Microprocessors which are more powerful but consume less energy are seen as a strategic necessity for Europe to reconcile its climate targets with the vast amounts of energy needed to run data centres.
A 2015 report by US Semiconductor Industry Association and the Semiconductor Research Corporation estimated that by 2040, the energy required for computing will exceed the world’s energy production.
“With a supercomputer, you can easily reach the consumption of a town like La Rochelle with 100,000 inhabitants,” said Notton. “And it’s so expensive, you can’t justify turning it off now and then.”
In his speech in Toulouse, Macron called on industry to work on reducing energy consumption “by 100 or 1,000” compared to today’s processors and graphics processing units.

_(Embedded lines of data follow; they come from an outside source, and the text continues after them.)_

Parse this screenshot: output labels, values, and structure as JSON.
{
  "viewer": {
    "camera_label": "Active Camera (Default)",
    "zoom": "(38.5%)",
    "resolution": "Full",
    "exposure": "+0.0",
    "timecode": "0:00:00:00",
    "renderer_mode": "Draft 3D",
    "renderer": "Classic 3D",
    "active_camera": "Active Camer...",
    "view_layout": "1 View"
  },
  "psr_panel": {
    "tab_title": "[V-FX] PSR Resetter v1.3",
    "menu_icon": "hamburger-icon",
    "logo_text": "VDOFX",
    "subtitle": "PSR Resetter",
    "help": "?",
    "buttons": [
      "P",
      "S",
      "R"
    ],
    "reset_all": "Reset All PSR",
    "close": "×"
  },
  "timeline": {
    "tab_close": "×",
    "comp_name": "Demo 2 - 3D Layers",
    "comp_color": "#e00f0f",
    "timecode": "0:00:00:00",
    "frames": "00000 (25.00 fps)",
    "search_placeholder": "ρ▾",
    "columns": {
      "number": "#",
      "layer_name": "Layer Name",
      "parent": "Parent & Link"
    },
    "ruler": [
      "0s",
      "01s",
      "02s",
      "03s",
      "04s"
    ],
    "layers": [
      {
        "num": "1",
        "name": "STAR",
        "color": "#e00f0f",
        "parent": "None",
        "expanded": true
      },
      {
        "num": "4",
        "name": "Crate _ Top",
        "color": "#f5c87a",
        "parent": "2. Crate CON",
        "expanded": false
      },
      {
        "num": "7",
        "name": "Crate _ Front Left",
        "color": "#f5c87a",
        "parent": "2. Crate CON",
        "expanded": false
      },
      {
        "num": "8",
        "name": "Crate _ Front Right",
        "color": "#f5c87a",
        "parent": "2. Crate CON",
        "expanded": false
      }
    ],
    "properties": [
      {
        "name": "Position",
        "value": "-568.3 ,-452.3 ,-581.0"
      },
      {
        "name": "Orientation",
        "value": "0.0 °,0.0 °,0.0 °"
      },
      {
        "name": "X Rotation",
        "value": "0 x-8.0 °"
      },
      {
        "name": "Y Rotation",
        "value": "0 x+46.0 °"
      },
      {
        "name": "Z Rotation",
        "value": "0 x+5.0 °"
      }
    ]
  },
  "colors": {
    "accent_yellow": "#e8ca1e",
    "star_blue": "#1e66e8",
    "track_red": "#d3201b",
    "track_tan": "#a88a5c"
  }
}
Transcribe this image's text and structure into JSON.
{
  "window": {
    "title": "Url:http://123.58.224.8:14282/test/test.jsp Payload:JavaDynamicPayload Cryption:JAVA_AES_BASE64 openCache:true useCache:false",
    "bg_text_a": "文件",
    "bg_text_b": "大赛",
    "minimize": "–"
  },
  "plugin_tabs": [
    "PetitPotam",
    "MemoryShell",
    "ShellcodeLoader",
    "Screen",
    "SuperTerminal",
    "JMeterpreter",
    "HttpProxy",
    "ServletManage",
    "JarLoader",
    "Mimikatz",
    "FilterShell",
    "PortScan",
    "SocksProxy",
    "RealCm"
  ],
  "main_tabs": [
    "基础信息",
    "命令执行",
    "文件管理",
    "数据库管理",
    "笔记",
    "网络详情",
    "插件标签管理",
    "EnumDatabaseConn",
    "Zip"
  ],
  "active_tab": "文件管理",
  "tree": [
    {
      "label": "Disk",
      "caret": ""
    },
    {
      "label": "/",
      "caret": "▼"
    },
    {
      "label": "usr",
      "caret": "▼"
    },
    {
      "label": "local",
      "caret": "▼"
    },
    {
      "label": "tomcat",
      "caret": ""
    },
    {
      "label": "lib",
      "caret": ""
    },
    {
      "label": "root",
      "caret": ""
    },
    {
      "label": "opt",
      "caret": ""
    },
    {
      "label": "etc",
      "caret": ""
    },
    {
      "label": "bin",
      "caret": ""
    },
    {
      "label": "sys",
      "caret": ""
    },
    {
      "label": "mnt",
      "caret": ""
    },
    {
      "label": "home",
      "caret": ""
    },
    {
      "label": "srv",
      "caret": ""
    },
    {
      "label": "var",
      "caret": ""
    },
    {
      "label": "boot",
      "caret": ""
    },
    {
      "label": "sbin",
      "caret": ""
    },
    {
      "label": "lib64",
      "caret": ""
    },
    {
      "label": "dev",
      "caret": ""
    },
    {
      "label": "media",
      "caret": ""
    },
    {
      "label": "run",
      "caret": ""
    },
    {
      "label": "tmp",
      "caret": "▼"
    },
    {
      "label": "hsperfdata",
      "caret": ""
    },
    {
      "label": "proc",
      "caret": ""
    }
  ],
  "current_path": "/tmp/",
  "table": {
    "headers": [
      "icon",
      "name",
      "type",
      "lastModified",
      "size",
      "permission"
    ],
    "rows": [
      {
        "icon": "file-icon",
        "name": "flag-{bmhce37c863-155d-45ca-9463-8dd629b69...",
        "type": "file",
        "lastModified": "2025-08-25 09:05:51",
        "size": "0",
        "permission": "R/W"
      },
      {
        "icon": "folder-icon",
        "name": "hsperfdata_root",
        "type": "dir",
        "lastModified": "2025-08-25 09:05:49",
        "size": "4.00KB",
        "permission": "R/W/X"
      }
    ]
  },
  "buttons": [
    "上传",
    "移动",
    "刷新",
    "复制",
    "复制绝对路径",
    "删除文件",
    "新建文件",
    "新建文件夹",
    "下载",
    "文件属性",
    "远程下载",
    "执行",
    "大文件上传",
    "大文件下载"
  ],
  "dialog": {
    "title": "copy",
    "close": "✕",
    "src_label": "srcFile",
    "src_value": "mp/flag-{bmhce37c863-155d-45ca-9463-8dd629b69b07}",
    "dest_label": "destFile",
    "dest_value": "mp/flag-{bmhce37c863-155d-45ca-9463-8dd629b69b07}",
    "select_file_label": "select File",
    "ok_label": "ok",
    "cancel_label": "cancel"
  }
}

That target is “a little bit optimistic”, according to Notton. The Rhea processor uses Arm technology, usually found in smartphones, which is already energy-efficient, and he said it should be possible to cut energy use in half from one generation of processors to the next.

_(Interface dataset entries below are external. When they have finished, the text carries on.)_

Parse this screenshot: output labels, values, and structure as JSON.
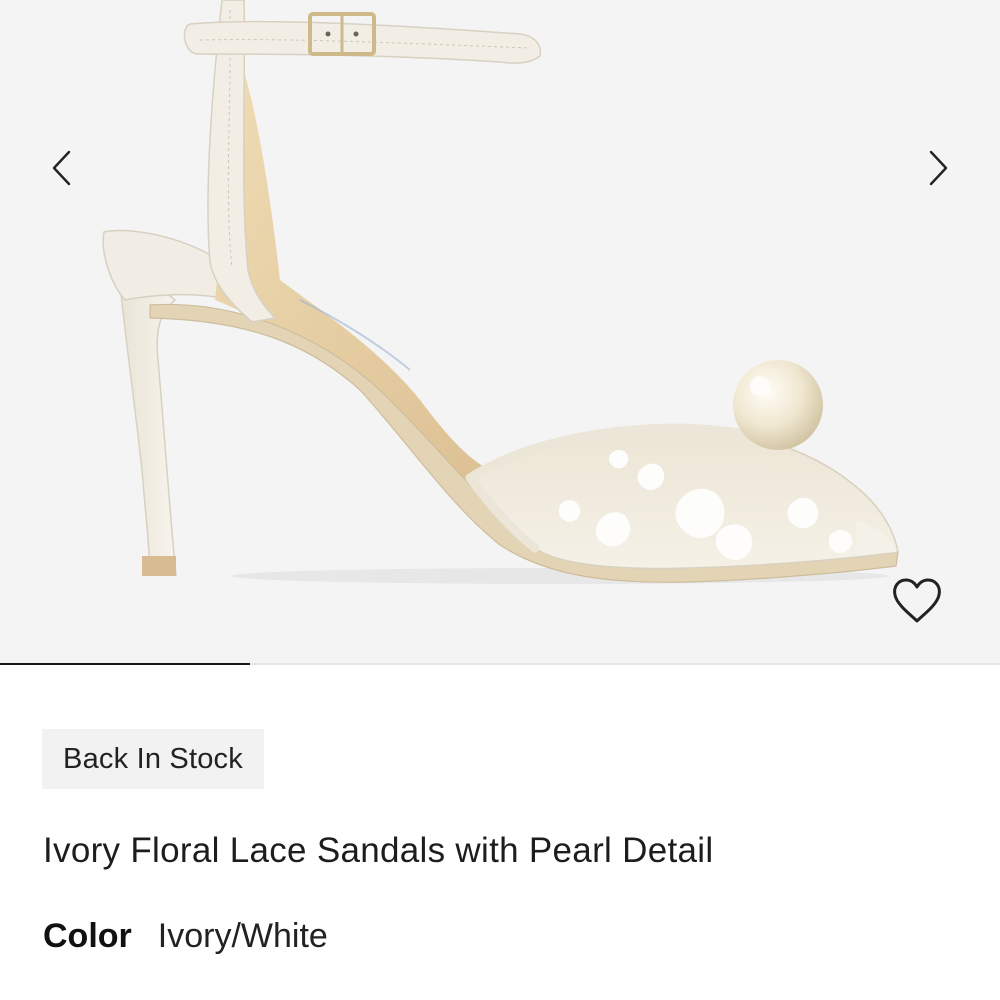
{
  "gallery": {
    "image_alt": "Ivory floral lace sandal with pearl detail and ankle strap",
    "prev_icon": "chevron-left-icon",
    "next_icon": "chevron-right-icon",
    "wishlist_icon": "heart-outline-icon",
    "slide_progress": 0.25
  },
  "product": {
    "badge": "Back In Stock",
    "title": "Ivory Floral Lace Sandals with Pearl Detail",
    "color_label": "Color",
    "color_value": "Ivory/White"
  },
  "colors": {
    "gallery_bg": "#f4f4f4",
    "leather": "#efeae0",
    "lining": "#e8d3a8",
    "pearl": "#efe6cf",
    "text": "#1a1a1a",
    "badge_bg": "#f2f2f2"
  }
}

Reducing energy consumption though means more complex, and expensive, manufacturing processes. Rhea, like the vast majority of the world’s most advanced chips, will be manufactured offshore by Taiwan Semiconductor Manufacturing Company.
The US has invested heavily to onshore production, supporting TSMC to build a plant in Arizona, but that project has been beset by delays and union disputes.
Semiconductor fabrication facilities cost in the tens of billions to build. “In the US, there is Qualcomm, Apple, Meta, Microsoft and Amazon, which all develop their own components, and have enough products to justify a factory. In Europe, it’s more complicated,” Notton said.
Intel is planning to build a €30 billion chip manufacturing plant in Magdeburg, Germany, with the support of the German government. It is possible that in future SiPearl processors could be made there, but the company first needs to know when the site will be up and running. The first of the two factories is currently expected to begin production within four or five years.
“In semiconductors, you choose the factory at the start of the cycle, before designing the product,” said Notton. That means decisions are made two to four years out. Added to that in takes time for new facilities to bed in and ramp up quality and quantity. “A factory needs almost five years before it is honed and starts having a very good output,” Notton said.
In December, Notton joined others from the semiconductor industry in Brussels for the launch of the Chips joint undertaking, which is responsible for implementing the EU Chips Act.
That legislation came about as a result of microprocessor supply chain interruptions during the COVID-19 pandemic, which left EU manufacturers without these critical components.
SiPearl was active in the discussions about the cloud-based design platform that will be set up as part of the Chips Act, providing shared computing resources and tools that will allow companies to refine their designs at a much lower cost.
This will come too late for SiPearl, which has already developed its own design platform, but Notton believes it will be crucial in addressing the “enormous costs” of design technologies which are currently a barrier to start-ups.
Such a centralised system does raise issues of data protection and intellectual property rights, a detail that still needs to be clarified. “This design platform must be hosted in the sovereign European cloud,” Notton said.